- _PROBLEM_
I would like you to print all the records below exactly as they are.

----- SOURCE INFORMATION -----

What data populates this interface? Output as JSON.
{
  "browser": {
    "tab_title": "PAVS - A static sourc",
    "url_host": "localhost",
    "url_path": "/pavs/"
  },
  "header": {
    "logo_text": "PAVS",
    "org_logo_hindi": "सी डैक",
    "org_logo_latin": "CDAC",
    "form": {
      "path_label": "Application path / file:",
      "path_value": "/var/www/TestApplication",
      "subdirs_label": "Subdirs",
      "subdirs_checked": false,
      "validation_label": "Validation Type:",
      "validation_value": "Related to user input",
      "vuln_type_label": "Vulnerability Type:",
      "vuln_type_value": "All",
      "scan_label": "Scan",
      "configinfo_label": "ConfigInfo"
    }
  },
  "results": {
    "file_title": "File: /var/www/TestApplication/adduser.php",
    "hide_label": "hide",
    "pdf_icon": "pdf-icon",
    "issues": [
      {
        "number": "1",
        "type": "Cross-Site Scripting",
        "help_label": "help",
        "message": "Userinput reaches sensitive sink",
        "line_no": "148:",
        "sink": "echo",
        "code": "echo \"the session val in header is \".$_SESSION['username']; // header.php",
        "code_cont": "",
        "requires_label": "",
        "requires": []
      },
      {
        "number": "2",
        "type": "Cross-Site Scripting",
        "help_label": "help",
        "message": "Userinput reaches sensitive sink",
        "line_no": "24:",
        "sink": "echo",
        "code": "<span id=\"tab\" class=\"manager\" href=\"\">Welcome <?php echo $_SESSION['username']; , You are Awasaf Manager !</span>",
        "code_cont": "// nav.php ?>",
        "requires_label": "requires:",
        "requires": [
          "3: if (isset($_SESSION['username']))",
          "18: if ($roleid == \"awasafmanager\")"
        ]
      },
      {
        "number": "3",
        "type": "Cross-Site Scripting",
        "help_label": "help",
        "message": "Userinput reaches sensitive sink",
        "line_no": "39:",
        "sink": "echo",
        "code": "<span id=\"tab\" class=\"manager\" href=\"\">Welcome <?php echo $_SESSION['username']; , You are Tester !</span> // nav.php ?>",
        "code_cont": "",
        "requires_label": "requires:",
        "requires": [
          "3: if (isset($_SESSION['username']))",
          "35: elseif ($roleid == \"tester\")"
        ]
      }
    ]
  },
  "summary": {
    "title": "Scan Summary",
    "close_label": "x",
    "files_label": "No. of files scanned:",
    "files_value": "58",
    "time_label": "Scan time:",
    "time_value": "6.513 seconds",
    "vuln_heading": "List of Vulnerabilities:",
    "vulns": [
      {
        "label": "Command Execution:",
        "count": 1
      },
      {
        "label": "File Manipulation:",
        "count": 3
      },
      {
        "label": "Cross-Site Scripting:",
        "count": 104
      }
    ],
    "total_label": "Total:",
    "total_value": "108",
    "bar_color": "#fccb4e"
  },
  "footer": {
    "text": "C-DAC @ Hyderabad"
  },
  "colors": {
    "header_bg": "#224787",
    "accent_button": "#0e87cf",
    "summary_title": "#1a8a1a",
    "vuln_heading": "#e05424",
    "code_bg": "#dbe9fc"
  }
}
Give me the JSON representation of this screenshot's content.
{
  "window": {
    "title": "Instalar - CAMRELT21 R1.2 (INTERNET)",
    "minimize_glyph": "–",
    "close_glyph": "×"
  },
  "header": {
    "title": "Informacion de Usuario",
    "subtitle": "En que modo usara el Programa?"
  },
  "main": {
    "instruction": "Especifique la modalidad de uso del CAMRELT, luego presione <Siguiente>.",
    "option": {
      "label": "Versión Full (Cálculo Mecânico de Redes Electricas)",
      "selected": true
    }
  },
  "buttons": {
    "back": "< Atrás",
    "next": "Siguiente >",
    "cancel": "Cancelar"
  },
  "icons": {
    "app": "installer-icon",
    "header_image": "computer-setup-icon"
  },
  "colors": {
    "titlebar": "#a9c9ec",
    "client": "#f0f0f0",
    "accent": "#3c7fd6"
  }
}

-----

- _RESPONSE AREA_
What data populates this interface? Output as JSON.
{
  "browser": {
    "tab_title": "PAVS - A static sourc",
    "url_host": "localhost",
    "url_path": "/pavs/"
  },
  "header": {
    "logo_text": "PAVS",
    "org_logo_hindi": "सी डैक",
    "org_logo_latin": "CDAC",
    "form": {
      "path_label": "Application path / file:",
      "path_value": "/var/www/TestApplication",
      "subdirs_label": "Subdirs",
      "subdirs_checked": false,
      "validation_label": "Validation Type:",
      "validation_value": "Related to user input",
      "vuln_type_label": "Vulnerability Type:",
      "vuln_type_value": "All",
      "scan_label": "Scan",
      "configinfo_label": "ConfigInfo"
    }
  },
  "results": {
    "file_title": "File: /var/www/TestApplication/adduser.php",
    "hide_label": "hide",
    "pdf_icon": "pdf-icon",
    "issues": [
      {
        "number": "1",
        "type": "Cross-Site Scripting",
        "help_label": "help",
        "message": "Userinput reaches sensitive sink",
        "line_no": "148:",
        "sink": "echo",
        "code": "echo \"the session val in header is \".$_SESSION['username']; // header.php",
        "code_cont": "",
        "requires_label": "",
        "requires": []
      },
      {
        "number": "2",
        "type": "Cross-Site Scripting",
        "help_label": "help",
        "message": "Userinput reaches sensitive sink",
        "line_no": "24:",
        "sink": "echo",
        "code": "<span id=\"tab\" class=\"manager\" href=\"\">Welcome <?php echo $_SESSION['username']; , You are Awasaf Manager !</span>",
        "code_cont": "// nav.php ?>",
        "requires_label": "requires:",
        "requires": [
          "3: if (isset($_SESSION['username']))",
          "18: if ($roleid == \"awasafmanager\")"
        ]
      },
      {
        "number": "3",
        "type": "Cross-Site Scripting",
        "help_label": "help",
        "message": "Userinput reaches sensitive sink",
        "line_no": "39:",
        "sink": "echo",
        "code": "<span id=\"tab\" class=\"manager\" href=\"\">Welcome <?php echo $_SESSION['username']; , You are Tester !</span> // nav.php ?>",
        "code_cont": "",
        "requires_label": "requires:",
        "requires": [
          "3: if (isset($_SESSION['username']))",
          "35: elseif ($roleid == \"tester\")"
        ]
      }
    ]
  },
  "summary": {
    "title": "Scan Summary",
    "close_label": "x",
    "files_label": "No. of files scanned:",
    "files_value": "58",
    "time_label": "Scan time:",
    "time_value": "6.513 seconds",
    "vuln_heading": "List of Vulnerabilities:",
    "vulns": [
      {
        "label": "Command Execution:",
        "count": 1
      },
      {
        "label": "File Manipulation:",
        "count": 3
      },
      {
        "label": "Cross-Site Scripting:",
        "count": 104
      }
    ],
    "total_label": "Total:",
    "total_value": "108",
    "bar_color": "#fccb4e"
  },
  "footer": {
    "text": "C-DAC @ Hyderabad"
  },
  "colors": {
    "header_bg": "#224787",
    "accent_button": "#0e87cf",
    "summary_title": "#1a8a1a",
    "vuln_heading": "#e05424",
    "code_bg": "#dbe9fc"
  }
}
Give me the JSON representation of this screenshot's content.
{
  "window": {
    "title": "Instalar - CAMRELT21 R1.2 (INTERNET)",
    "minimize_glyph": "–",
    "close_glyph": "×"
  },
  "header": {
    "title": "Informacion de Usuario",
    "subtitle": "En que modo usara el Programa?"
  },
  "main": {
    "instruction": "Especifique la modalidad de uso del CAMRELT, luego presione <Siguiente>.",
    "option": {
      "label": "Versión Full (Cálculo Mecânico de Redes Electricas)",
      "selected": true
    }
  },
  "buttons": {
    "back": "< Atrás",
    "next": "Siguiente >",
    "cancel": "Cancelar"
  },
  "icons": {
    "app": "installer-icon",
    "header_image": "computer-setup-icon"
  },
  "colors": {
    "titlebar": "#a9c9ec",
    "client": "#f0f0f0",
    "accent": "#3c7fd6"
  }
}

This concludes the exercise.